▸ WHAT IS EXPECTED: All of the data is to be printed again exactly as it appears.

Entries taken from a collection:

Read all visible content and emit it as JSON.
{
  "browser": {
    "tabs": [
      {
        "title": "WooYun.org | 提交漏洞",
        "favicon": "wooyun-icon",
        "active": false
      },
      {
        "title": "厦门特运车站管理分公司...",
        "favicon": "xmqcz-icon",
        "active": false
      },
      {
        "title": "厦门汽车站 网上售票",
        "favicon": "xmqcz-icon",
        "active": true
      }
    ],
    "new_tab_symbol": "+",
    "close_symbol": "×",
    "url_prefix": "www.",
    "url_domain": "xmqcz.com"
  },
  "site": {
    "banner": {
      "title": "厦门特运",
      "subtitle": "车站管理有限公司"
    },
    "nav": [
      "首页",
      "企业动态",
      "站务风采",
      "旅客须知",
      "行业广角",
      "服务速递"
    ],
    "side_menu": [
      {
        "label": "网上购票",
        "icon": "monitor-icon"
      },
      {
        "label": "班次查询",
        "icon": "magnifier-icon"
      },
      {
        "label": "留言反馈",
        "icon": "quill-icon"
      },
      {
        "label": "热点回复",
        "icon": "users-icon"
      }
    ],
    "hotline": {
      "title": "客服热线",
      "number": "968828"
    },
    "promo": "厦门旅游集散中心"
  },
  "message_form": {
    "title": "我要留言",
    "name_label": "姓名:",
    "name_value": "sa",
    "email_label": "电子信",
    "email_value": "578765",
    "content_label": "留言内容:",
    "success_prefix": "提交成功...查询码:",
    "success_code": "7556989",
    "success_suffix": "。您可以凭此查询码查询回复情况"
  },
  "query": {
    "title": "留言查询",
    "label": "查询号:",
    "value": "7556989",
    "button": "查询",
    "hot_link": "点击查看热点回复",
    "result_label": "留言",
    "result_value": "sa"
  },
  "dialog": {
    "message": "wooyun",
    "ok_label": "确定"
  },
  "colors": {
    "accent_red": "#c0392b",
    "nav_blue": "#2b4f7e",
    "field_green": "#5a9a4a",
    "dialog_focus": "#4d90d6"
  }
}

▸ YOUR SOLUTION:
Read all visible content and emit it as JSON.
{
  "browser": {
    "tabs": [
      {
        "title": "WooYun.org | 提交漏洞",
        "favicon": "wooyun-icon",
        "active": false
      },
      {
        "title": "厦门特运车站管理分公司...",
        "favicon": "xmqcz-icon",
        "active": false
      },
      {
        "title": "厦门汽车站 网上售票",
        "favicon": "xmqcz-icon",
        "active": true
      }
    ],
    "new_tab_symbol": "+",
    "close_symbol": "×",
    "url_prefix": "www.",
    "url_domain": "xmqcz.com"
  },
  "site": {
    "banner": {
      "title": "厦门特运",
      "subtitle": "车站管理有限公司"
    },
    "nav": [
      "首页",
      "企业动态",
      "站务风采",
      "旅客须知",
      "行业广角",
      "服务速递"
    ],
    "side_menu": [
      {
        "label": "网上购票",
        "icon": "monitor-icon"
      },
      {
        "label": "班次查询",
        "icon": "magnifier-icon"
      },
      {
        "label": "留言反馈",
        "icon": "quill-icon"
      },
      {
        "label": "热点回复",
        "icon": "users-icon"
      }
    ],
    "hotline": {
      "title": "客服热线",
      "number": "968828"
    },
    "promo": "厦门旅游集散中心"
  },
  "message_form": {
    "title": "我要留言",
    "name_label": "姓名:",
    "name_value": "sa",
    "email_label": "电子信",
    "email_value": "578765",
    "content_label": "留言内容:",
    "success_prefix": "提交成功...查询码:",
    "success_code": "7556989",
    "success_suffix": "。您可以凭此查询码查询回复情况"
  },
  "query": {
    "title": "留言查询",
    "label": "查询号:",
    "value": "7556989",
    "button": "查询",
    "hot_link": "点击查看热点回复",
    "result_label": "留言",
    "result_value": "sa"
  },
  "dialog": {
    "message": "wooyun",
    "ok_label": "确定"
  },
  "colors": {
    "accent_red": "#c0392b",
    "nav_blue": "#2b4f7e",
    "field_green": "#5a9a4a",
    "dialog_focus": "#4d90d6"
  }
}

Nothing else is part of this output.